At minimum, you’ll want to use one egg for every pound or so of fish so that you have enough “glue.” More is fine, though. We’ve used one egg to bind together 6 ounces of fish and produced great results, but if you prefer you can whisk the egg first and just use half of it, reserving the remainder for another use.
As an egg-free alternative, you can use a flax or chia “egg” substitute that vegan bakers use in place of a chicken egg. Both become gel-like in consistency and can be sticky enough to bind together your protein mix, but your finished fish cakes won’t hold together nearly as well.
In addition to the egg, you’ll want to add another binding ingredient to help give the fish cake form. A classic choice is breadcrumbs, but you could integrate crushed up crackers, almond flour, or even mashed (or smashed) potatoes into your fish cake mix. Not only will these ingredients help to hold your fish cake together; they’ll help to keep your cakes from becoming dense pucks of protein.
In a mixing bowl, combine your protein with your defining ingredients and an egg (or half an egg or two of them, depending on how much you’re making). Don’t forget to season now with salt and black pepper. Then, begin to add in your other binding ingredient, a little bit at a time. The goal is to try to use enough of it to give your mix some shape; using a bit too much panko/almond flour/mashed potatoes/etc. won’t hurt your fish cakes, but these ingredients will begin to deaden some of the other flavors when you overdo it.
One important note on mixing your ingredients: Don’t be an aggressive mixer! You’re not whisking eggs here. Just combine everything together so that each component is more or less evenly distributed.

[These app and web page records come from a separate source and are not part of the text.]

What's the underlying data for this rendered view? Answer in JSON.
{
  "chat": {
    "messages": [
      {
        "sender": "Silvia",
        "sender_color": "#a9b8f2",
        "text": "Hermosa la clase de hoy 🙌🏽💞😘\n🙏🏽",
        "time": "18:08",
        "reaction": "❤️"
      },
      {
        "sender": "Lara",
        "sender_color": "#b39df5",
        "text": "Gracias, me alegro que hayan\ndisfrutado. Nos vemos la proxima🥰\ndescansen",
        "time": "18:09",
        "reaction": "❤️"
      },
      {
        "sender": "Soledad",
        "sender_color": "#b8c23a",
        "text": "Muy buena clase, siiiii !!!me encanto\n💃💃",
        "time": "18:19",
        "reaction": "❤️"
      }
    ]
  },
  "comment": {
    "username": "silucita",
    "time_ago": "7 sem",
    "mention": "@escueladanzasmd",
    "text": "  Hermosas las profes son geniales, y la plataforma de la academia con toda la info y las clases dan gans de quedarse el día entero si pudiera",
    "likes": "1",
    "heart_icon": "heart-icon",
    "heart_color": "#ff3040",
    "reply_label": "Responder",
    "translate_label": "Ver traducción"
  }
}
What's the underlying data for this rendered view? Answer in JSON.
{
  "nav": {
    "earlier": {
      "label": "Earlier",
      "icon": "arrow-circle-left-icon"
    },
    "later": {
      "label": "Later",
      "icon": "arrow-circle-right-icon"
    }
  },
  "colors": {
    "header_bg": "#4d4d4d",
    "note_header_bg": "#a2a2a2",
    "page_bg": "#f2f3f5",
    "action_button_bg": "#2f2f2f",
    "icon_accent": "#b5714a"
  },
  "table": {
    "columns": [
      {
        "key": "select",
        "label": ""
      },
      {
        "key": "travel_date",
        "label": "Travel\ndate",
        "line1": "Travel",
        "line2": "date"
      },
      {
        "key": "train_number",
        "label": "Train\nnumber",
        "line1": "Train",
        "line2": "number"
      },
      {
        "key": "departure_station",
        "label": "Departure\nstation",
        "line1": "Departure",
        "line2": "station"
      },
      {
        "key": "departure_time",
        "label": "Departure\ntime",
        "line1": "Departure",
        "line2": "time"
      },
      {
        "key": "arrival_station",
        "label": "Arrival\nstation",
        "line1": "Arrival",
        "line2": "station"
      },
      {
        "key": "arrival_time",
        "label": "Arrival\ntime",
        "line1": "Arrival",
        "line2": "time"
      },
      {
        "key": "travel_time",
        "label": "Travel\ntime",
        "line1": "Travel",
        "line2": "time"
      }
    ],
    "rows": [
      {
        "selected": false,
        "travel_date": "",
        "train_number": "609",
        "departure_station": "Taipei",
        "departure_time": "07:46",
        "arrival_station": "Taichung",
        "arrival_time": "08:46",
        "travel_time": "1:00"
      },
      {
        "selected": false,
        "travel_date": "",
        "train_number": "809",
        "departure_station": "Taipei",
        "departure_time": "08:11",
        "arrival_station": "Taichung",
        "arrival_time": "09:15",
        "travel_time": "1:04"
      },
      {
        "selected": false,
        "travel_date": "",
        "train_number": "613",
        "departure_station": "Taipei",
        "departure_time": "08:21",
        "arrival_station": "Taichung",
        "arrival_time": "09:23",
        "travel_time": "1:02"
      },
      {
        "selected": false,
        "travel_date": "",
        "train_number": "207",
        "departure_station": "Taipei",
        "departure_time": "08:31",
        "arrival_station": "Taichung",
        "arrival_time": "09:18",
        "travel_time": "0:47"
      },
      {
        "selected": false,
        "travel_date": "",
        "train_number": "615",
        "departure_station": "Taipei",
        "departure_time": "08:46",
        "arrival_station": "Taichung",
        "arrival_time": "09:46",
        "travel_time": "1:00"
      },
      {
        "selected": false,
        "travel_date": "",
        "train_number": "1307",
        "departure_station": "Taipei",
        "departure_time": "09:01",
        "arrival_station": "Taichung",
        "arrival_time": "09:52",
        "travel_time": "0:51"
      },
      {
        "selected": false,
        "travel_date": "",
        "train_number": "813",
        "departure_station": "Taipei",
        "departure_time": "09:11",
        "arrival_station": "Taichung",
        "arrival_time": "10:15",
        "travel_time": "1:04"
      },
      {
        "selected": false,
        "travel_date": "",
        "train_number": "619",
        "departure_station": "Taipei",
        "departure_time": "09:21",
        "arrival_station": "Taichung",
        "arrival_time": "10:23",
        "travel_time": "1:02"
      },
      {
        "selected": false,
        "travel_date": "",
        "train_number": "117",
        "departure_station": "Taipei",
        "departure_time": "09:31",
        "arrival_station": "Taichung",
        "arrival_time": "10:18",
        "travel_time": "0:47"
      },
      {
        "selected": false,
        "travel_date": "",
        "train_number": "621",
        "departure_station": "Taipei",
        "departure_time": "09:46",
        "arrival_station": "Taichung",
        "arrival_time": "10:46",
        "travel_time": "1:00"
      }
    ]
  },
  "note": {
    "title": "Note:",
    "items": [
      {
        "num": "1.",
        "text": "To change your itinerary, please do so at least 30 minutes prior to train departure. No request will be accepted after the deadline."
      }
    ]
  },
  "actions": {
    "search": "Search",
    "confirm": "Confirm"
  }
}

Pro tip: If you have time, put your mix into the refrigerator for 30 minutes to chill it. As it chills, it’ll become a little firmer and easier to form into cakes.
The last thing you need to do is form your fish cakes. The size is up to you, but make them small enough that you can handle them with confidence when you’re ready to flip them in the pan. Form all your cakes now, and set them aside until your pan is hot and ready. If you want an extra crunchy exterior, you can press your fish cakes into a plate of breadcrumbs now, coating both sides.
Heat up a decent skillet over medium to medium-high heat. When it’s warm enough, add a thin coat of a cooking oil that can withstand higher temperatures. If you’re not sure what oil to use, check out our blog post on fat fundamentals.
Once the oil in your skillet begins to shimmer, carefully add your fish cakes to the pan, one by one, taking care not to get splattered with the oil. You should hear a nice sizzle. If it seems like anything is burning or beginning to smoke, turn down the heat. If you’re not getting much sizzle action, turn up the heat.
Also, don’t crowd the pan! Work in batches if you need to. Your fish cakes will likely only need a few minutes per side to become crispy and golden, so working in batches isn’t going to keep you in the kitchen for too long.
When you see the fish cakes getting golden around the edges where they’re touching the pan, you can take a peek to make sure, lifting up a cake with your spatula to see if it’s ready to flip.
Once your fish cakes are done, you can drain them on a paper towel or paper bag if you like. Or, hold them in a warm oven until you’re ready to serve.